AragornElessar
04-04-2012, 06:56 PM
Not only was Her Majesty not offended, but if she was holding the grudge about it that some are still holding all these years later, she wouldn't have invited Michelle and the girls to stay at BP or have the Royal Mews bring out one of the carriages to give the girls a ride in at the Courtyard of BP a couple of years ago. It was mentioned several times during last year's State Visit the Obamas and HM and HRH not only have stayed in touch since that first visit, but also consider each other friends.

I think it's rather silly that something HM herself didn't even react to when it happened is still being mentioned like it was some international incident on the level of going to DEFCON 5 by some.

If you find any dish in there Fergus, you'd better share. ;)

IceAlisa
04-04-2012, 07:15 PM
It's not a big deal, but a faux pas. We are known to get into the details of things around here. DEFCON 5 is a bit melodramatic on your part, AE. :drama:

As to holding a grudge for years or reacting to it right when it happened, that's just not Queen's style (and you know it!) but certainly not proof that she thought it was appropriate at the time. The Queen has spent her whole life trying to be gracious in public no matter what.

If MO had given her a bear hug, it wouldn't have been a grave offense either but certainly a bigger faux pas.

AragornElessar
04-04-2012, 07:59 PM
:rolleyes:

Gazpacho
04-04-2012, 08:14 PM
I feel sorry for Michelle Obama and others (including members of the Royal Family) who constantly have to meet and greet the public as well as heads of state. Can you imagine having to keep track of all that information? Plus, since Michelle does work with children, touching someone gently on the back has become habit for her.

barbk
04-04-2012, 08:51 PM
So what's supposed to happen when two protocols collide? When one expects shaking hands, and the other not-to-touch. Is one then wrong and the other right? Who wins?

I see protocol as "social grease" -- and when everyone's in the same culture, reasonably easy to stay consistently within it. When you have interactions between people from different cultural backgrounds, I'd prefer to cut people some slack.

milanessa
04-04-2012, 08:53 PM
So what's supposed to happen when two protocols collide? When one expects shaking hands, and the other not-to-touch. Is one then wrong and the other right? Who wins?

I see protocol as "social grease" -- and when everyone's in the same culture, reasonably easy to stay consistently within it. When you have interactions between people from different cultural backgrounds, I'd prefer to cut people some slack.

:confused:

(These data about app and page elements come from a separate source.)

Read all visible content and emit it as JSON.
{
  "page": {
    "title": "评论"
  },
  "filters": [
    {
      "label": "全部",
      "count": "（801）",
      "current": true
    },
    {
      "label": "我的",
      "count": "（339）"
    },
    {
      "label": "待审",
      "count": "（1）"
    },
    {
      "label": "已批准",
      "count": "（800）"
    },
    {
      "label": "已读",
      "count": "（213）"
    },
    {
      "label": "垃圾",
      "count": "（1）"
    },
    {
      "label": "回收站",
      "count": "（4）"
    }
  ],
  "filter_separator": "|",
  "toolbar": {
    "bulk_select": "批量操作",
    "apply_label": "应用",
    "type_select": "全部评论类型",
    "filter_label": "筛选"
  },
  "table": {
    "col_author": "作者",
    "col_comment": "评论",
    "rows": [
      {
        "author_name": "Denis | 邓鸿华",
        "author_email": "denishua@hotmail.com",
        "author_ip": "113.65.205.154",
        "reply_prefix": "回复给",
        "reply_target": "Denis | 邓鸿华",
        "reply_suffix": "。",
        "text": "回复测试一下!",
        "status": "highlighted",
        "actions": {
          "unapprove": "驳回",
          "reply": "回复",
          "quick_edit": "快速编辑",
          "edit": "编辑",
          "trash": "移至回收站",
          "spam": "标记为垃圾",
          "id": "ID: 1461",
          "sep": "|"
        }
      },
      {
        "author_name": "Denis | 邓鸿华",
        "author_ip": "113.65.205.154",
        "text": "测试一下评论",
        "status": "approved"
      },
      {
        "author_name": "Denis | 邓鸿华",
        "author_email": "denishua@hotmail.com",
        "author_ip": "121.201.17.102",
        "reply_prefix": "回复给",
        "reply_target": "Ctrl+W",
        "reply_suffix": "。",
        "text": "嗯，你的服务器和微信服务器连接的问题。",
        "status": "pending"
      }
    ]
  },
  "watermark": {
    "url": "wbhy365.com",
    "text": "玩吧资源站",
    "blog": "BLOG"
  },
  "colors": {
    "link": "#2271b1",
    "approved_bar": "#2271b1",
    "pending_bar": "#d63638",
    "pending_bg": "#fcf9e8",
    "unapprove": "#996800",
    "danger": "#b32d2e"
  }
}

IceAlisa
04-04-2012, 09:32 PM
I feel sorry for Michelle Obama and others (including members of the Royal Family) who constantly have to meet and greet the public as well as heads of state. Can you imagine having to keep track of all that information? Plus, since Michelle does work with children, touching someone gently on the back has become habit for her.

Mrs. Obama has staff to help her along in these events. It's not like she is thrown to the wolves all alone.

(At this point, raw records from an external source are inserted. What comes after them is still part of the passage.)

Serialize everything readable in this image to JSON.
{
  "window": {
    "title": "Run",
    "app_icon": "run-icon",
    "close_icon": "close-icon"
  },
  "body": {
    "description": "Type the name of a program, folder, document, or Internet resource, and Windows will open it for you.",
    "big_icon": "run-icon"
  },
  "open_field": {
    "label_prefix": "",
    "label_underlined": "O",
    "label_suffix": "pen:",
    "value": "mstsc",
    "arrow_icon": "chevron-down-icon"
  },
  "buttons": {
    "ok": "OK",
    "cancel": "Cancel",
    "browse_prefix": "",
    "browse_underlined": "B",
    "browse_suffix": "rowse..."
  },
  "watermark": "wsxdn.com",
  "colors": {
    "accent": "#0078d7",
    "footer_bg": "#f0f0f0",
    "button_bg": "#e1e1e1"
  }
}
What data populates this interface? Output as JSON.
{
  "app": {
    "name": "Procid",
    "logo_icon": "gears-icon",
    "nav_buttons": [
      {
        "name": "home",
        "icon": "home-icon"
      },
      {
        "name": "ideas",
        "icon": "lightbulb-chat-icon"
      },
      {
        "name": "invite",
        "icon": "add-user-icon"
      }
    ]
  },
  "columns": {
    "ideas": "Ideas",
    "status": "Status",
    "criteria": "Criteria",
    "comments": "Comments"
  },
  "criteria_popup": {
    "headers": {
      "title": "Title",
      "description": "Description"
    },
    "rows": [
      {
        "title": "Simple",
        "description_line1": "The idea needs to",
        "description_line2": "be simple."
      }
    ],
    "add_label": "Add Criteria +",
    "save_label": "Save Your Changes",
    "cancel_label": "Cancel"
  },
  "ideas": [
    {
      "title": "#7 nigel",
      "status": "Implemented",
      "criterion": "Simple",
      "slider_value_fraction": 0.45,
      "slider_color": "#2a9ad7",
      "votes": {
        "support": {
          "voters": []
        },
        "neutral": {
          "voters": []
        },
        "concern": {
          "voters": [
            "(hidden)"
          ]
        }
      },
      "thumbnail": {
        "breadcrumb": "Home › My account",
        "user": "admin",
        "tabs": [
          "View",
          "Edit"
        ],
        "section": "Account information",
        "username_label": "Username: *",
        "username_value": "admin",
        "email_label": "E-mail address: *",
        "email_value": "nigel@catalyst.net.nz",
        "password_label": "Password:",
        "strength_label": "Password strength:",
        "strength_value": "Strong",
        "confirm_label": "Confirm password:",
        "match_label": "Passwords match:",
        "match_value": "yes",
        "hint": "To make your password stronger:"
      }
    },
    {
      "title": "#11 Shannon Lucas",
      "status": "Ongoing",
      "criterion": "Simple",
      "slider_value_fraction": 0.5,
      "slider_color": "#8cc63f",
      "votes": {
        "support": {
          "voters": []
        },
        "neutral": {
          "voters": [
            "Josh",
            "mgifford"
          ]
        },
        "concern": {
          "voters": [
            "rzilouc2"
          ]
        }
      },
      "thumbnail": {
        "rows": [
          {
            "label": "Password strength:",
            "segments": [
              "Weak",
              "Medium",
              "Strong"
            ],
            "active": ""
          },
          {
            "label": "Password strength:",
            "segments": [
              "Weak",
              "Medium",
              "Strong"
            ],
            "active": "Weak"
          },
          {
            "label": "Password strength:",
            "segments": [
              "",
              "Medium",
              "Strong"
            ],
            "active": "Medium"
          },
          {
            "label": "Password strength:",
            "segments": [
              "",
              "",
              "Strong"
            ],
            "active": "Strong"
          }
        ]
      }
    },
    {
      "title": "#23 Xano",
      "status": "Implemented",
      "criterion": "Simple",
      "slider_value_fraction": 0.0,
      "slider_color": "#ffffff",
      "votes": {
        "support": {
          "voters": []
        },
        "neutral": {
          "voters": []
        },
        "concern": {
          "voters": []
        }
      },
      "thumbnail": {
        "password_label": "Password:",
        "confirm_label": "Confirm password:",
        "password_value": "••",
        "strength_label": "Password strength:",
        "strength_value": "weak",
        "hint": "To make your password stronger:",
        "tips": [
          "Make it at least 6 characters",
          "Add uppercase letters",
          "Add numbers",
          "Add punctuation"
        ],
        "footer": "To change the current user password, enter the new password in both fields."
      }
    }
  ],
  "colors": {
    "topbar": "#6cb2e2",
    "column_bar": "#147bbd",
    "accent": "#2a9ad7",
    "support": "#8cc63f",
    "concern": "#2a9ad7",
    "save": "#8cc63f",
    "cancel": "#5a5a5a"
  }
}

JasperBoy
04-04-2012, 10:39 PM
I must admit that when I see HM walking down steps these days I think "I wish someone would take the poor old dear's elbow so she won't fall".
Certainly protocol must make allowances for advanced age.

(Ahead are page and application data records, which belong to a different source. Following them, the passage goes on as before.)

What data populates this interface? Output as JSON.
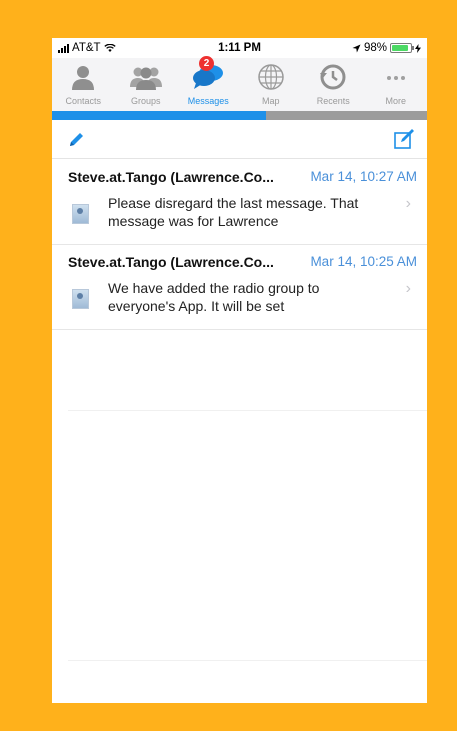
{
  "status_bar": {
    "carrier": "AT&T",
    "time": "1:11 PM",
    "battery": "98%",
    "battery_level": 0.98
  },
  "tabs": [
    {
      "label": "Contacts",
      "icon": "contacts-icon"
    },
    {
      "label": "Groups",
      "icon": "groups-icon"
    },
    {
      "label": "Messages",
      "icon": "messages-icon",
      "badge": "2",
      "active": true
    },
    {
      "label": "Map",
      "icon": "map-icon"
    },
    {
      "label": "Recents",
      "icon": "recents-icon"
    },
    {
      "label": "More",
      "icon": "more-icon"
    }
  ],
  "progress": 0.57,
  "toolbar": {
    "left_icon": "pencil-icon",
    "right_icon": "compose-icon"
  },
  "messages": [
    {
      "sender": "Steve.at.Tango (Lawrence.Co...",
      "time": "Mar 14, 10:27 AM",
      "preview": "Please disregard the last message. That message was for Lawrence"
    },
    {
      "sender": "Steve.at.Tango (Lawrence.Co...",
      "time": "Mar 14, 10:25 AM",
      "preview": "We have added the radio group to everyone's App. It will be set"
    }
  ],
  "colors": {
    "accent": "#1E90E8",
    "badge": "#EE3131",
    "frame": "#FFB11B",
    "time_text": "#4A90D9"
  }
}
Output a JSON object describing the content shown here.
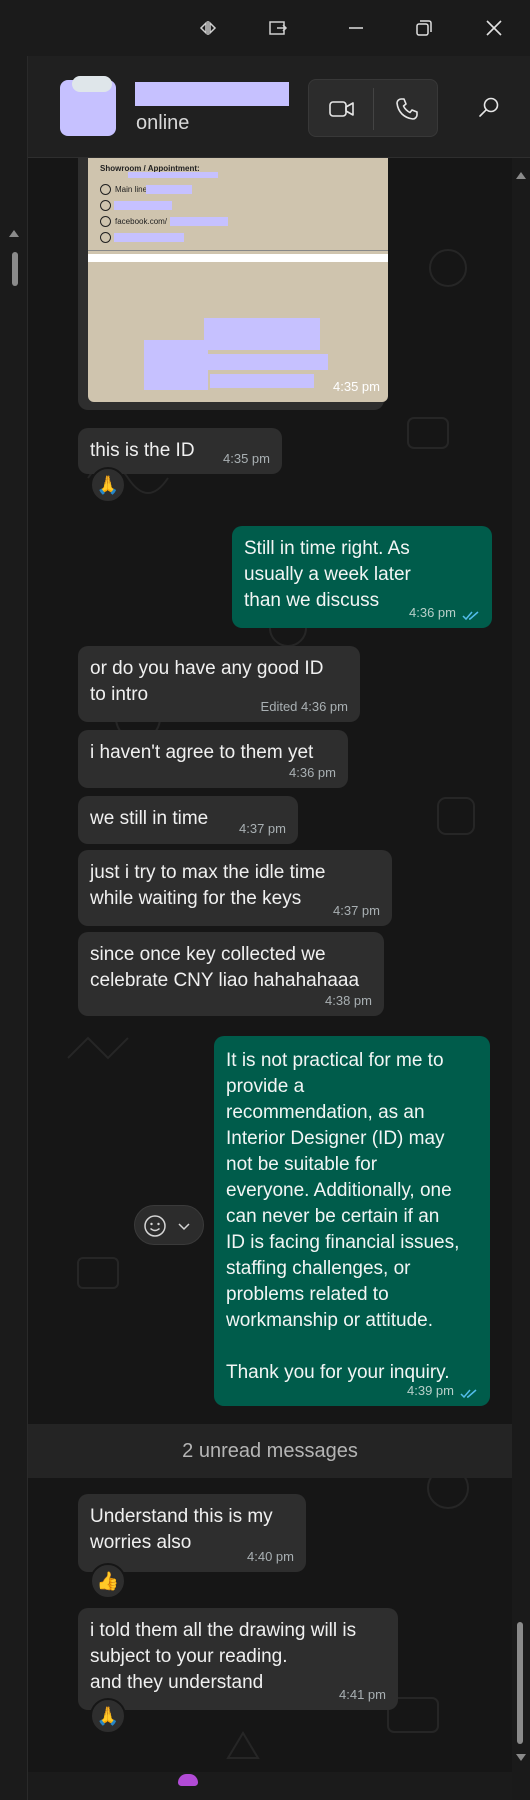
{
  "window": {
    "controls": [
      "split-view-icon",
      "pop-out-icon",
      "minimize-icon",
      "restore-icon",
      "close-icon"
    ]
  },
  "header": {
    "status": "online",
    "actions": [
      "video-call-icon",
      "voice-call-icon",
      "search-icon"
    ]
  },
  "image_message": {
    "card_heading": "Showroom / Appointment:",
    "card_main_line_label": "Main line:",
    "card_facebook": "facebook.com/",
    "time": "4:35 pm"
  },
  "messages": [
    {
      "id": "m1",
      "dir": "in",
      "text": "this is the ID",
      "time": "4:35 pm",
      "reaction": "🙏"
    },
    {
      "id": "m2",
      "dir": "out",
      "text": "Still in time right. As\nusually a week later\nthan we discuss",
      "time": "4:36 pm"
    },
    {
      "id": "m3",
      "dir": "in",
      "text": "or do you have any good ID\nto intro",
      "time": "Edited 4:36 pm"
    },
    {
      "id": "m4",
      "dir": "in",
      "text": "i haven't agree to them yet",
      "time": "4:36 pm"
    },
    {
      "id": "m5",
      "dir": "in",
      "text": "we still in time",
      "time": "4:37 pm"
    },
    {
      "id": "m6",
      "dir": "in",
      "text": "just i try to max the idle time\nwhile waiting for the keys",
      "time": "4:37 pm"
    },
    {
      "id": "m7",
      "dir": "in",
      "text": "since once key collected we\ncelebrate CNY liao hahahahaaa",
      "time": "4:38 pm"
    },
    {
      "id": "m8",
      "dir": "out",
      "text": "It is not practical for me to\nprovide a\nrecommendation, as an\nInterior Designer (ID) may\nnot be suitable for\neveryone. Additionally, one\ncan never be certain if an\nID is facing financial issues,\nstaffing challenges, or\nproblems related to\nworkmanship or attitude.\n\nThank you for your inquiry.",
      "time": "4:39 pm"
    },
    {
      "id": "m9",
      "dir": "in",
      "text": "Understand this is my\nworries also",
      "time": "4:40 pm",
      "reaction": "👍"
    },
    {
      "id": "m10",
      "dir": "in",
      "text": "i told them all the drawing will is\nsubject to your reading.\nand they understand",
      "time": "4:41 pm",
      "reaction": "🙏"
    }
  ],
  "unread_banner": "2 unread messages",
  "colors": {
    "incoming_bubble": "#2e2e2e",
    "outgoing_bubble": "#005c4b",
    "read_ticks": "#53bdeb",
    "redaction": "#c6c1ff"
  }
}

Fergus
04-04-2012, 11:10 PM
I must admit that when I see HM walking down steps these days I think "I wish someone would take the poor old dear's elbow so she won't fall".

My sentiments exactly! :lol:

During her most recent trip to Australia, she was getting off of a small boat and I was like, "Damn, 85yo and she works that gangplank like it's dry land!".

Though I can imagine that the State Opening of Parliament must be a pain in the royal butt thanks to that enormous staircase she must ascend before getting into the Robing Room. [Go to 7:39 in this video (http://www.youtube.com/watch?v=DIuTQIH2-oA).]

IceAlisa
04-04-2012, 11:26 PM
I must admit that when I see HM walking down steps these days I think "I wish someone would take the poor old dear's elbow so she won't fall".
Certainly protocol must make allowances for advanced age.

Absolutely. She is not getting any younger.